**What the exercise asks**
Where in the data does the word "repeater" appear? Find those lines and copy them.

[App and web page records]
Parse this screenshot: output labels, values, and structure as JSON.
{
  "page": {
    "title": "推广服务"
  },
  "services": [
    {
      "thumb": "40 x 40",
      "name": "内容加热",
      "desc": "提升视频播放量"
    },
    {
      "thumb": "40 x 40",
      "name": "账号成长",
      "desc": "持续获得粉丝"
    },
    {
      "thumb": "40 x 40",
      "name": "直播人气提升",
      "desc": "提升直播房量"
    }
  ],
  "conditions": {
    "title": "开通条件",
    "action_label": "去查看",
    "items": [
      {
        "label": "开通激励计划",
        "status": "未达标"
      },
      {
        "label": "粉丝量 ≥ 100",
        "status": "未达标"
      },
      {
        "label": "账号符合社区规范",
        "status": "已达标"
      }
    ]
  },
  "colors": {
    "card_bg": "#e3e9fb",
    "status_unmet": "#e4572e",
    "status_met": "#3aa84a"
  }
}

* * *

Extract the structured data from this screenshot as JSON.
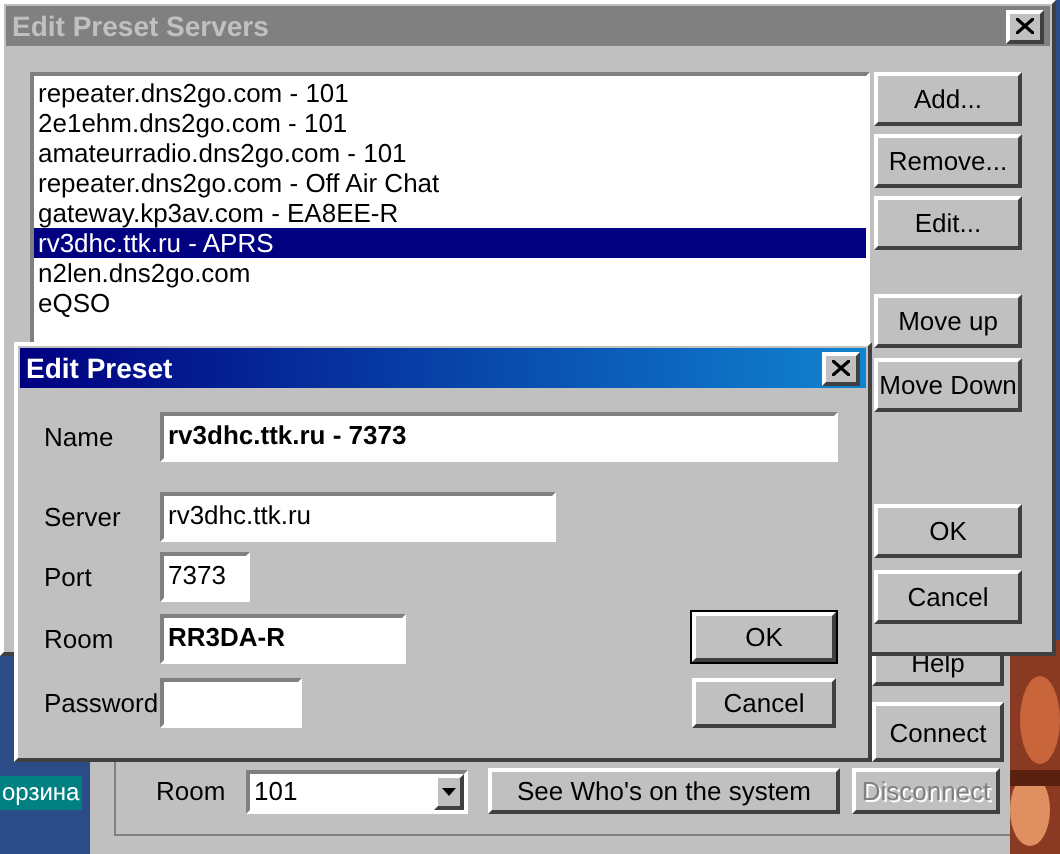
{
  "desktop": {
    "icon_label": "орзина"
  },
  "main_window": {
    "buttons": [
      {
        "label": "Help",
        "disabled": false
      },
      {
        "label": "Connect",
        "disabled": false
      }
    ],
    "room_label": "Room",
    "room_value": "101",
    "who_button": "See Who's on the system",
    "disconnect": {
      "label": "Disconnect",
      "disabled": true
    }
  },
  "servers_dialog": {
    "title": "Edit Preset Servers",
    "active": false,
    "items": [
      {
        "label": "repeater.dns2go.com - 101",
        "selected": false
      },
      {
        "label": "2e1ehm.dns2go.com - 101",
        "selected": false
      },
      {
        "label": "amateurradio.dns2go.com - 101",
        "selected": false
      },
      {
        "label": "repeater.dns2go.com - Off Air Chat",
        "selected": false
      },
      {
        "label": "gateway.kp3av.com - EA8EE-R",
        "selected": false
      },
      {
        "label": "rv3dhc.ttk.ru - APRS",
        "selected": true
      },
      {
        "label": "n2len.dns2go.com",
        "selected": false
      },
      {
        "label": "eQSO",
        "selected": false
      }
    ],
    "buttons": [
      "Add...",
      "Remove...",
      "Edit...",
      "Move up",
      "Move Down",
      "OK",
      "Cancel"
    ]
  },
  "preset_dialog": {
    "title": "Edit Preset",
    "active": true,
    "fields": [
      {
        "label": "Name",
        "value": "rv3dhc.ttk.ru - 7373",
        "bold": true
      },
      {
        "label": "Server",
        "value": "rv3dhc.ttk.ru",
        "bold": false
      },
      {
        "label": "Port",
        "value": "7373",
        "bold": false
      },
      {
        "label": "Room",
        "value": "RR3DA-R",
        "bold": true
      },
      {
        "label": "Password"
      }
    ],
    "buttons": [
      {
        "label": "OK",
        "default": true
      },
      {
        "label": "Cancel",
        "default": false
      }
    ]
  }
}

**Solution for this task**
        "label": "repeater.dns2go.com - 101",
        "label": "repeater.dns2go.com - Off Air Chat",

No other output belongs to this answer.